A literary translator of ancient Classical texts encounters challenges distinct from those that modern translators face: historical contexts and figures far remote from our present moment, social customs, idiosyncratic cultural references, fragmentary texts, lacunae, emendations, hapaxes, and the absence of author input and collaboration, to name a few. With canonical authors and texts, the sheer number of translations already published in English can also be difficult to address. In Classics, most translation is a retranslation (not the first translation, but often a second or third, etc.) and many new retranslations repeat words and phrases from older translations verbatim (e.g. Catullus' odi et amo). Translator’s notes attempt to justify updating the language, departures in interpretation, and correctives.

Figure 2: Muse reading a scroll (Attic red-figure lekythos, ca. 435-25 BCE, from Boeotia, now at the Louvre, Paris, France, via Wikimedia in the Public Domain).

The nuances and challenges of translation compelled me, together with the help of colleagues and a number of graduate students at the University of Iowa, to form a new journal focused inclusively on publishing Classical translators. We are planning to launch the first issue of Ancient eXchanges (title yet to be finalized), which will be an online journal devoted to literary translations of ancient texts. We envision the journal to be like the current eXchanges: Journal of Literary Translation, but devoted to literary translations of ancient Greek and Latin texts to begin with, and expanding to include Sanskrit, Sumerian, Classical Chinese, and other ancient languages.

In setting out on this new endeavor, we have begun to rectify some of the mistakes of the past by envisioning this journal as one with a chronological orientation but global perspective. We aim to broaden the traditional partitioning of the ancient world along narrow geographical lines. The journal encourages translations of Classical texts that prioritize the literary over the literal: translations that are contemporary and poetic, rhetorically arresting, aesthetically delightful, creative, adaptive, transformative, innovative, experimental, and multi-modal. We seek blank verse translations like Emily Wilson’s Odyssey, that make feminist interventions into Classics’ historically misogynistic reception, translations like Anne Carson’s spare and brilliant lexical interventions, Alice Oswald’s Memorial, Christopher Logue’s All Day Permanent Red, Josephine Balmer’s Sappho and Catullus poems, and Dirtbag Catullus.
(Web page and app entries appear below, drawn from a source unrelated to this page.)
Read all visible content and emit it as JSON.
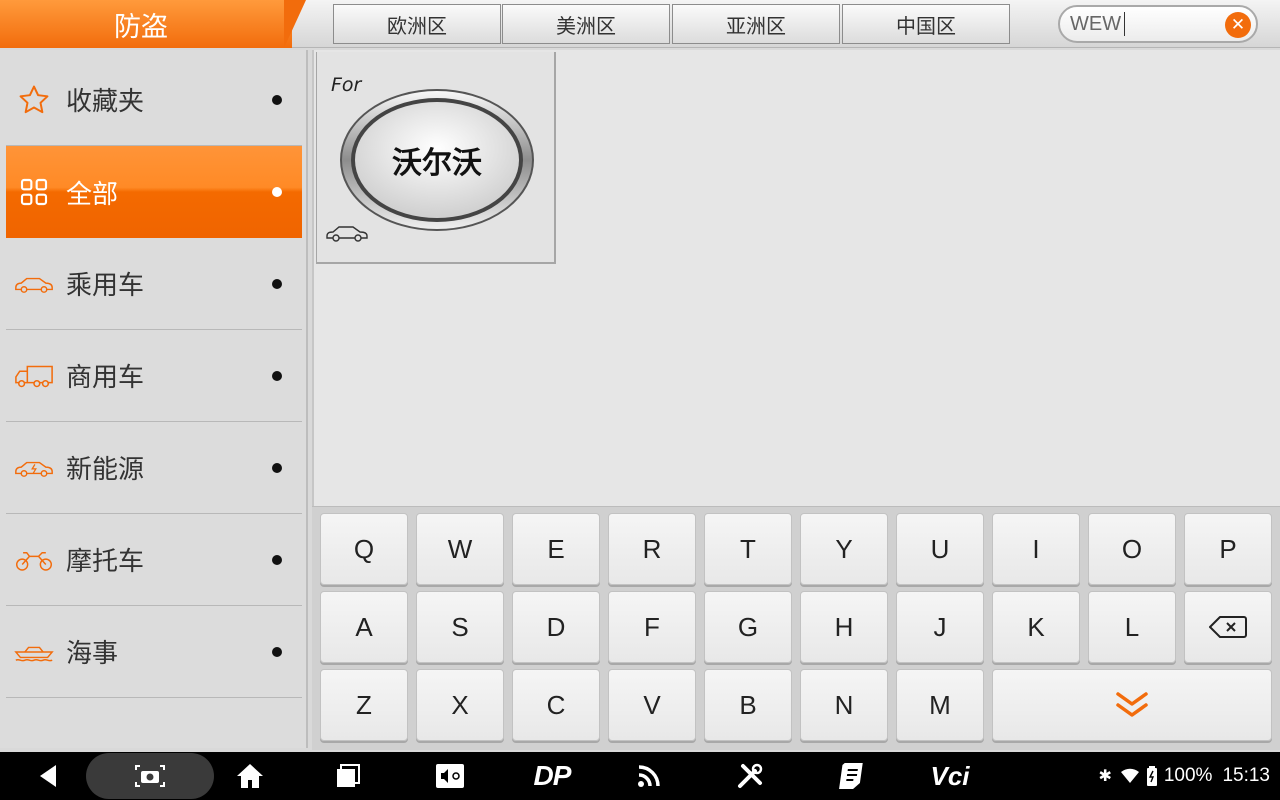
{
  "header": {
    "title": "防盗",
    "regions": [
      "欧洲区",
      "美洲区",
      "亚洲区",
      "中国区"
    ],
    "search": {
      "value": "WEW",
      "clear_glyph": "✕"
    }
  },
  "sidebar": {
    "items": [
      {
        "label": "收藏夹",
        "icon": "star-icon",
        "active": false
      },
      {
        "label": "全部",
        "icon": "grid-icon",
        "active": true
      },
      {
        "label": "乘用车",
        "icon": "passenger-car-icon",
        "active": false
      },
      {
        "label": "商用车",
        "icon": "truck-icon",
        "active": false
      },
      {
        "label": "新能源",
        "icon": "ev-car-icon",
        "active": false
      },
      {
        "label": "摩托车",
        "icon": "motorcycle-icon",
        "active": false
      },
      {
        "label": "海事",
        "icon": "boat-icon",
        "active": false
      }
    ]
  },
  "content": {
    "brands": [
      {
        "prefix": "For",
        "name": "沃尔沃",
        "type_icon": "car-outline-icon"
      }
    ]
  },
  "keyboard": {
    "rows": [
      [
        "Q",
        "W",
        "E",
        "R",
        "T",
        "Y",
        "U",
        "I",
        "O",
        "P"
      ],
      [
        "A",
        "S",
        "D",
        "F",
        "G",
        "H",
        "J",
        "K",
        "L"
      ],
      [
        "Z",
        "X",
        "C",
        "V",
        "B",
        "N",
        "M"
      ]
    ],
    "special_keys": [
      "backspace-icon",
      "hide-keyboard-icon"
    ]
  },
  "system_bar": {
    "buttons": [
      "back-icon",
      "screenshot-icon",
      "home-icon",
      "recents-icon",
      "volume-brightness-icon",
      "dp-icon",
      "wifi-signal-icon",
      "tools-icon",
      "notes-icon",
      "vci-icon"
    ],
    "dp_label": "DP",
    "vci_label": "Vci",
    "battery": "100%",
    "time": "15:13"
  },
  "colors": {
    "accent": "#f26c0c",
    "sidebar_bg": "#dcdcdc",
    "content_bg": "#e6e6e6"
  }
}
In addition to focusing on creative and literary translations of texts from the stance of a more global antiquity, the journal also aims to create space for women and minority translators’ voices; voices historically marginalized within the Classics field. We also hope to change the way translations are deployed and used in the Classics classroom. Each issue will feature a pedagogical piece, “In the Classroom,” that will accompany the translations in each issue, sharing ideas on how to teach, interweave, and address literary and more experimental translations alongside the traditional translations and source language texts in Classics courses. Stay tuned for an official announcement in the new year. Submissions will be accepted in early 2020.

Header Image: Fresco fragment of the muse Melpomene (muse of Tragedy and Rhetoric) from the House of Julia Felix, Pompeii, Italy (62-79 CE), now at the Musée Saint-Raymond, Toulouse, France (Detail of a photo by Carole Raddato via Flickr under a CC-BY-SA 2.0).


Adrienne K.H. Rose is a Lecturer at the University of Iowa jointly appointed in Classics, Literary Translation, and World Literature. Her book manuscript The Perfect Translation: once more, with feeling is focused on reception and retranslation of ancient Mediterranean and East Asian lyric by Anglo-American poets and artists such as Anne Carson, Brandon Brown, and the 85 Project. In Spring 2019, she is co-organizing an international colloquium on "Reading and Retranslation."